= What is being asked =
Please filter the entries for the word "phone" and copy every line that has it.

= Source records =

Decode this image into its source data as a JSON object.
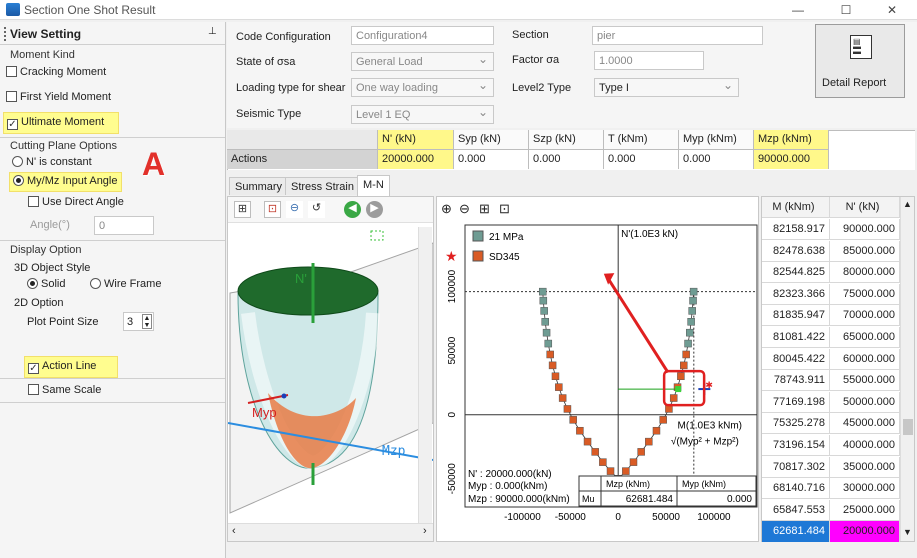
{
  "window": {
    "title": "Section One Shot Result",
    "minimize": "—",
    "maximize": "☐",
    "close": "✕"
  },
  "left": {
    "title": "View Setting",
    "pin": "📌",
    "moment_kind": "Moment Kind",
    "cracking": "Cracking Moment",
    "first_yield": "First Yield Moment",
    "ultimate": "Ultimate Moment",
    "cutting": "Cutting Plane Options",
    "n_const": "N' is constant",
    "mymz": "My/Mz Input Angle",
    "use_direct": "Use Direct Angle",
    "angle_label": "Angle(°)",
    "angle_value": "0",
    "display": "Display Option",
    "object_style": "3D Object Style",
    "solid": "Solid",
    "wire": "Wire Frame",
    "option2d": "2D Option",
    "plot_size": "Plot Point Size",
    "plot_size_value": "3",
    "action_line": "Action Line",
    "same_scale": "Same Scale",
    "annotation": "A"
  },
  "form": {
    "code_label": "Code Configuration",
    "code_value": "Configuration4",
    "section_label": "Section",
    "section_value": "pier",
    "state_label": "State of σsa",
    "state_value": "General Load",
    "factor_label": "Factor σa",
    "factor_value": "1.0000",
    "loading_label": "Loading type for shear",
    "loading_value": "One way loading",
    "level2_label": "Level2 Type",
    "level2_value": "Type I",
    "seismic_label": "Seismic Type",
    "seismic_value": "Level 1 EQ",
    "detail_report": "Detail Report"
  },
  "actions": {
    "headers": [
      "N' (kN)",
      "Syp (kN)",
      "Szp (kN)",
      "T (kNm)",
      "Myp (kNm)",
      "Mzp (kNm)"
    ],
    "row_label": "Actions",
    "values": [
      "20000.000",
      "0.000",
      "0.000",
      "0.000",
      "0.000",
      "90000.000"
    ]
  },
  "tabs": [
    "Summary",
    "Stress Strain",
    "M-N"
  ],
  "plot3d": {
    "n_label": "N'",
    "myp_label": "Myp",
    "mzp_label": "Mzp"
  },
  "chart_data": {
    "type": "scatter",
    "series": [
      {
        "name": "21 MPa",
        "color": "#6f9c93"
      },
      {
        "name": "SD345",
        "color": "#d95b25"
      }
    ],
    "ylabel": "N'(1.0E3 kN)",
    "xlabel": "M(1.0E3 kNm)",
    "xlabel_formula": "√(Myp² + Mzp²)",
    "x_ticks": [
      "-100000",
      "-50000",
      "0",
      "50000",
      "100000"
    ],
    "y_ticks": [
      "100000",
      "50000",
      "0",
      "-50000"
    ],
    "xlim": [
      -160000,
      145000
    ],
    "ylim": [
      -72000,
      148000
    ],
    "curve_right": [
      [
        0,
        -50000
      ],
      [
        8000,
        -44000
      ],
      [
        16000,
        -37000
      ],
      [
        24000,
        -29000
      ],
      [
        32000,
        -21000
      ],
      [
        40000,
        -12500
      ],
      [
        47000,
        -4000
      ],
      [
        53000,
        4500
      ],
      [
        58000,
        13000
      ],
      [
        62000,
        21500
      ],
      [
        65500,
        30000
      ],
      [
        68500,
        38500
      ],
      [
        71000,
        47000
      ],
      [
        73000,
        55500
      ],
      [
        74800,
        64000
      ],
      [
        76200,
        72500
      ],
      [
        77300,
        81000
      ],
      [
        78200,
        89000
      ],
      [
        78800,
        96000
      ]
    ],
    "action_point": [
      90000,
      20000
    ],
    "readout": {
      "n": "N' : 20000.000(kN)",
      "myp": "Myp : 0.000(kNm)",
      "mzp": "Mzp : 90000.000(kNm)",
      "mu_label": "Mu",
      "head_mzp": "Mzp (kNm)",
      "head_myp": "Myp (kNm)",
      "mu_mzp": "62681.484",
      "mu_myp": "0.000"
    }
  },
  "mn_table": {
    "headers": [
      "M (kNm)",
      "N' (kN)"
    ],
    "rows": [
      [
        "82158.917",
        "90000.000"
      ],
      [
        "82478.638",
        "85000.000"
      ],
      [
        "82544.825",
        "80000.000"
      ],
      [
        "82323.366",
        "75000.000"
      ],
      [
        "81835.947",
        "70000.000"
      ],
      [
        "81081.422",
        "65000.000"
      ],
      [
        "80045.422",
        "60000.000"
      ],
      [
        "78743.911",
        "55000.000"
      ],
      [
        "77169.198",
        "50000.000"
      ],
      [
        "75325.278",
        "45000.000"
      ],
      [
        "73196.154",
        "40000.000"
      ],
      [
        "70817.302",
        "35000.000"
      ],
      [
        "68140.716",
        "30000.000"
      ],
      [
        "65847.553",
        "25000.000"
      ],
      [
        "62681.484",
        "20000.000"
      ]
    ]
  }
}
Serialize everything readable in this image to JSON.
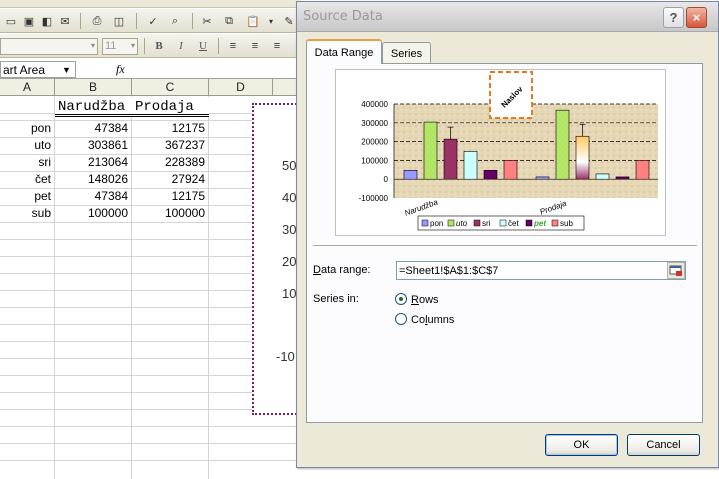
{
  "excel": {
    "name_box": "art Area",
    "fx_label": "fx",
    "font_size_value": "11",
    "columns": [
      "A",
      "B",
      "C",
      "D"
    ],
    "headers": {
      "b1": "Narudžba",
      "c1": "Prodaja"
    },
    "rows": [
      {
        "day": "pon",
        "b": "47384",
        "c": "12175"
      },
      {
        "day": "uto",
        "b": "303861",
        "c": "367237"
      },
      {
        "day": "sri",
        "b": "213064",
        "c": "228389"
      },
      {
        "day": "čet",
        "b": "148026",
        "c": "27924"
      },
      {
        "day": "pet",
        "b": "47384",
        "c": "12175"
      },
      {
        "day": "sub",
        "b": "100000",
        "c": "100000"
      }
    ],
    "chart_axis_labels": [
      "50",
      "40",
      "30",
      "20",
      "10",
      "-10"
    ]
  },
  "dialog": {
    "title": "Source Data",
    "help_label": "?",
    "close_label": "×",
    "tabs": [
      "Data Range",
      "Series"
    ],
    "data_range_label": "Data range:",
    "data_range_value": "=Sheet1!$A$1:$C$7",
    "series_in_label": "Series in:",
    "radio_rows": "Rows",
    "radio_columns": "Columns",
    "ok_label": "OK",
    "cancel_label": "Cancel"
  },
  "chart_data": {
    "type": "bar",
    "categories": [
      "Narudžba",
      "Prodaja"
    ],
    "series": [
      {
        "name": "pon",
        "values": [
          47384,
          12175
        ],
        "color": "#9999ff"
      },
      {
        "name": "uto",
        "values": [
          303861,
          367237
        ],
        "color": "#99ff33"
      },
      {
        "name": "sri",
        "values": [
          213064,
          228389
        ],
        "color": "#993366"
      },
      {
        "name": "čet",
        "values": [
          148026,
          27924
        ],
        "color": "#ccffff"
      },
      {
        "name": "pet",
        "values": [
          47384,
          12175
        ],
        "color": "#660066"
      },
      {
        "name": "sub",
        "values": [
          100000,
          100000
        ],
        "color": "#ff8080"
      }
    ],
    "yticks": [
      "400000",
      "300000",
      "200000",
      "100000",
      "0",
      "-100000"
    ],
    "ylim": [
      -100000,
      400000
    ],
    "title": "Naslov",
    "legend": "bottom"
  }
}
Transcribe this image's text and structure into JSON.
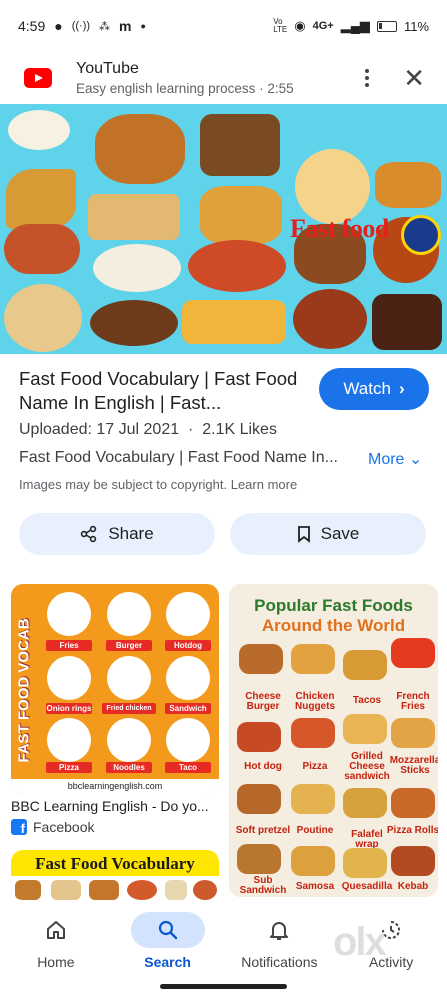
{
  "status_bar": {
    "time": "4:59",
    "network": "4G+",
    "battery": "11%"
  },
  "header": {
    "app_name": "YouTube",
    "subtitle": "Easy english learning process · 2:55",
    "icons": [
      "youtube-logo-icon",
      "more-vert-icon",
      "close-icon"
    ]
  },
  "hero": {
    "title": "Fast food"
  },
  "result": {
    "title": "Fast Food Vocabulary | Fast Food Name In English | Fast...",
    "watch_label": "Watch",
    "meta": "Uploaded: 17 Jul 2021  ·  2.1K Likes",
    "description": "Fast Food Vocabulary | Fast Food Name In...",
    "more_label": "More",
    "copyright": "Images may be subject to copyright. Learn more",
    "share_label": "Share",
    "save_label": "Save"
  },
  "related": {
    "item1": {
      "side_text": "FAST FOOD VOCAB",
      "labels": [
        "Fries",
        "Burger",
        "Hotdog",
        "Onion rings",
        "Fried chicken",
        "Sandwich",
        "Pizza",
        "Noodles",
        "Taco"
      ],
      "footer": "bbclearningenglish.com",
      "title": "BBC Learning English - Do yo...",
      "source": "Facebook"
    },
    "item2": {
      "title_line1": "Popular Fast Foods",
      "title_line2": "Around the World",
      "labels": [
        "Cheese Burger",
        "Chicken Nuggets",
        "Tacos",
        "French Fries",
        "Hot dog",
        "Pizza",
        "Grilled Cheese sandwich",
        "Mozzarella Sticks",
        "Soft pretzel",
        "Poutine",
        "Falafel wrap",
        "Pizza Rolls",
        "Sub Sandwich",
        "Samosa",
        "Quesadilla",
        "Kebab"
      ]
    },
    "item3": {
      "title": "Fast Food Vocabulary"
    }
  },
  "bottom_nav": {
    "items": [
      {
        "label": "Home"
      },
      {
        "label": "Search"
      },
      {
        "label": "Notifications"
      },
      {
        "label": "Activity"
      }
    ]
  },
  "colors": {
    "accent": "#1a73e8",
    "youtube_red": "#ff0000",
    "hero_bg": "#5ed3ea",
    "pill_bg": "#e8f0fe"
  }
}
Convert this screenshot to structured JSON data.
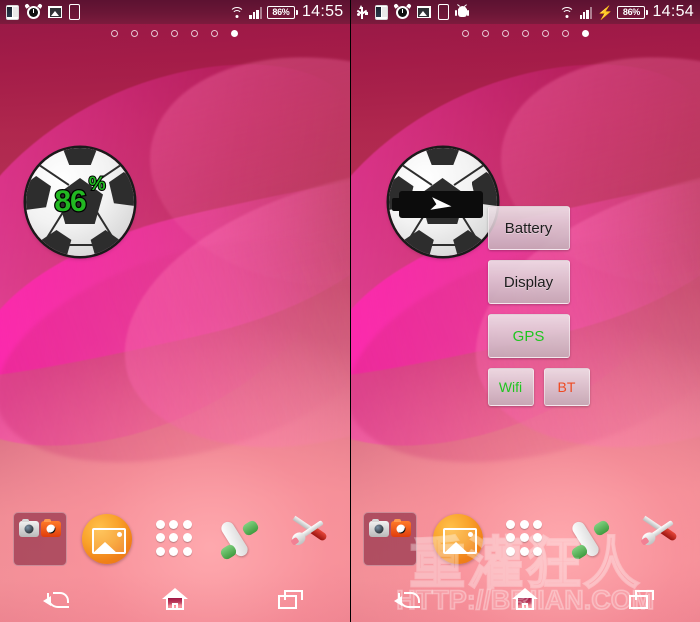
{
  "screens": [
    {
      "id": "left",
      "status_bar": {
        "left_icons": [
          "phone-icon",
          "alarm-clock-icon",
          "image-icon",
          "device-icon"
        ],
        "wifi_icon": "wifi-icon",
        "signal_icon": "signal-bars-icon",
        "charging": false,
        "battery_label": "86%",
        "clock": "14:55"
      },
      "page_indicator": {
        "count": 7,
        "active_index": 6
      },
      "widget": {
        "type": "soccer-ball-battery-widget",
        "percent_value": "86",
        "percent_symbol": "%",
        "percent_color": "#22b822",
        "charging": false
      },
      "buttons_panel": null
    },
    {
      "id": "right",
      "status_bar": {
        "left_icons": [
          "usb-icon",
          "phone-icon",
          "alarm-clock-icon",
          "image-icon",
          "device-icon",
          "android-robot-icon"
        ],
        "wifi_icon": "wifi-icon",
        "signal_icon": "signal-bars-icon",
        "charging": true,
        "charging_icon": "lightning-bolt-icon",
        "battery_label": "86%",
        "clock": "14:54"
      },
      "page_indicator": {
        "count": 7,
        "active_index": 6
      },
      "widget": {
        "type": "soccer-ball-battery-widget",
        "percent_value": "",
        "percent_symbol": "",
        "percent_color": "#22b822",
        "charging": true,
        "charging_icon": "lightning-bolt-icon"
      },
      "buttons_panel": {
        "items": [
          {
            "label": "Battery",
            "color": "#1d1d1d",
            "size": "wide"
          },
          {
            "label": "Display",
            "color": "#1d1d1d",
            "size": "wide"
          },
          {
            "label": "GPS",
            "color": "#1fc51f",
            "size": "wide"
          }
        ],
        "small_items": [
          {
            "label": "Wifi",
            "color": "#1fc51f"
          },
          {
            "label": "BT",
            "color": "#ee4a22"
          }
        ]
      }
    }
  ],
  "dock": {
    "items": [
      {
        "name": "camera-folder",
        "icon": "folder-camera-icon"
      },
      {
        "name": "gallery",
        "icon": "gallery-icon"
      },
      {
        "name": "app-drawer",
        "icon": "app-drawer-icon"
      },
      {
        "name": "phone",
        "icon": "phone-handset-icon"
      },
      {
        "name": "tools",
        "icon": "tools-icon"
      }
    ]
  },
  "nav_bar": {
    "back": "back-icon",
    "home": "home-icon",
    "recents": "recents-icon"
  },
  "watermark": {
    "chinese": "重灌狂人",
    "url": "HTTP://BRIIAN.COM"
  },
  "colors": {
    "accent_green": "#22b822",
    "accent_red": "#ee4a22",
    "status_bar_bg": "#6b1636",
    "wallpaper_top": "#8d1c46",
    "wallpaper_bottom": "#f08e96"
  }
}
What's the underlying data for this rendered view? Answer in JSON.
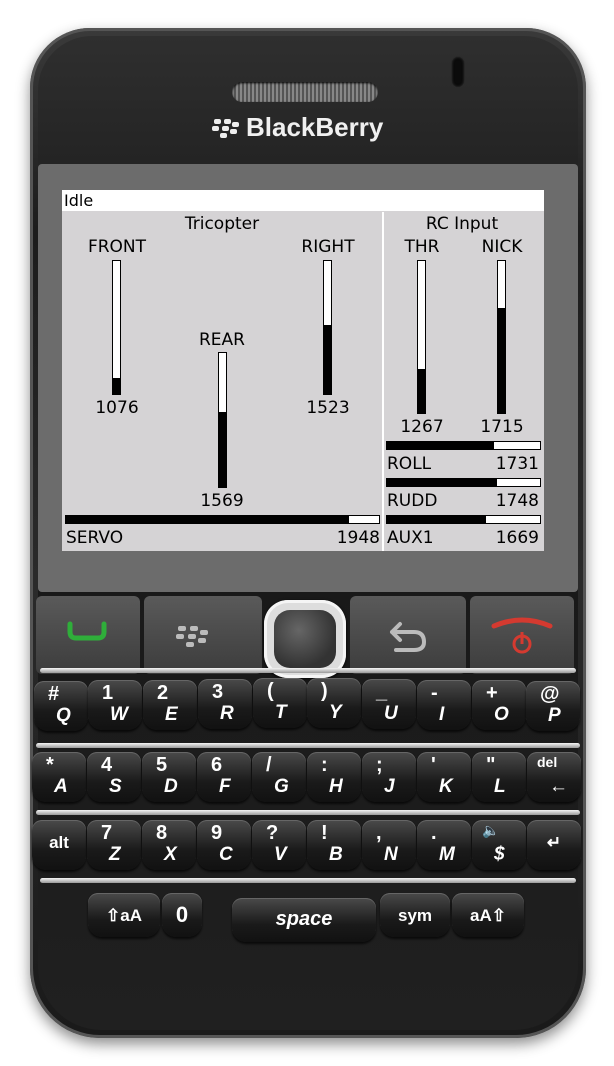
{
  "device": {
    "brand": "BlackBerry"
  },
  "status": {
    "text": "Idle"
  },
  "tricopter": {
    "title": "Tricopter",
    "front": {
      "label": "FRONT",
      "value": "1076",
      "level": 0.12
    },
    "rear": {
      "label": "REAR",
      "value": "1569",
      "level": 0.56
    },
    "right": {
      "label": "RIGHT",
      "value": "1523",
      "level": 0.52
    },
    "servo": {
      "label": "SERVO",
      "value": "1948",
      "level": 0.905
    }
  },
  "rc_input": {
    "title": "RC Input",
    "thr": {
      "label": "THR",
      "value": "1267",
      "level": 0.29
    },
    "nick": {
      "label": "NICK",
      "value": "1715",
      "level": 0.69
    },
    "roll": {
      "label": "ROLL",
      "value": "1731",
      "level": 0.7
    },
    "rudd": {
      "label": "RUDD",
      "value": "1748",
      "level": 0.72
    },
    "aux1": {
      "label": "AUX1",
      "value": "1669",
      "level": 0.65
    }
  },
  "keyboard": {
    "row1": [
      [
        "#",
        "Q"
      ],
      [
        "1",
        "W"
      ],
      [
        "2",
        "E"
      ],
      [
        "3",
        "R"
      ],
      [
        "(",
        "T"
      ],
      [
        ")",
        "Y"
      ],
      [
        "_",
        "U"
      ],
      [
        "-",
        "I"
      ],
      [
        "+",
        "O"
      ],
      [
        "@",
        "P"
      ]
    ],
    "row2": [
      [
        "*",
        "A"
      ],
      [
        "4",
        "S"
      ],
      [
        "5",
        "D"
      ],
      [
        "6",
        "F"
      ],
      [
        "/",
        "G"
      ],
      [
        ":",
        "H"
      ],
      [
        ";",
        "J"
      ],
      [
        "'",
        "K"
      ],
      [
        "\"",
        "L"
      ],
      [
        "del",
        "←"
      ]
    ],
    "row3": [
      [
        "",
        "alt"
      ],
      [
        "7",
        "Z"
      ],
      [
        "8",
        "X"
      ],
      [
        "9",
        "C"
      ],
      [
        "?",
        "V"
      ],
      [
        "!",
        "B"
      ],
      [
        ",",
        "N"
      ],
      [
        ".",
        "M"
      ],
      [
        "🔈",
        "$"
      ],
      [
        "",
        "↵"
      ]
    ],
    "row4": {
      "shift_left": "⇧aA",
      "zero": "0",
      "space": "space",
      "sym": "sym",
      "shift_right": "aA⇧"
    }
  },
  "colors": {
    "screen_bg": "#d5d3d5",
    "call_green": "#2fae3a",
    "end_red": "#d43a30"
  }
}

= Written answer =
          "phone-icon",
          "phone-icon",
        "name": "phone",
        "icon": "phone-handset-icon"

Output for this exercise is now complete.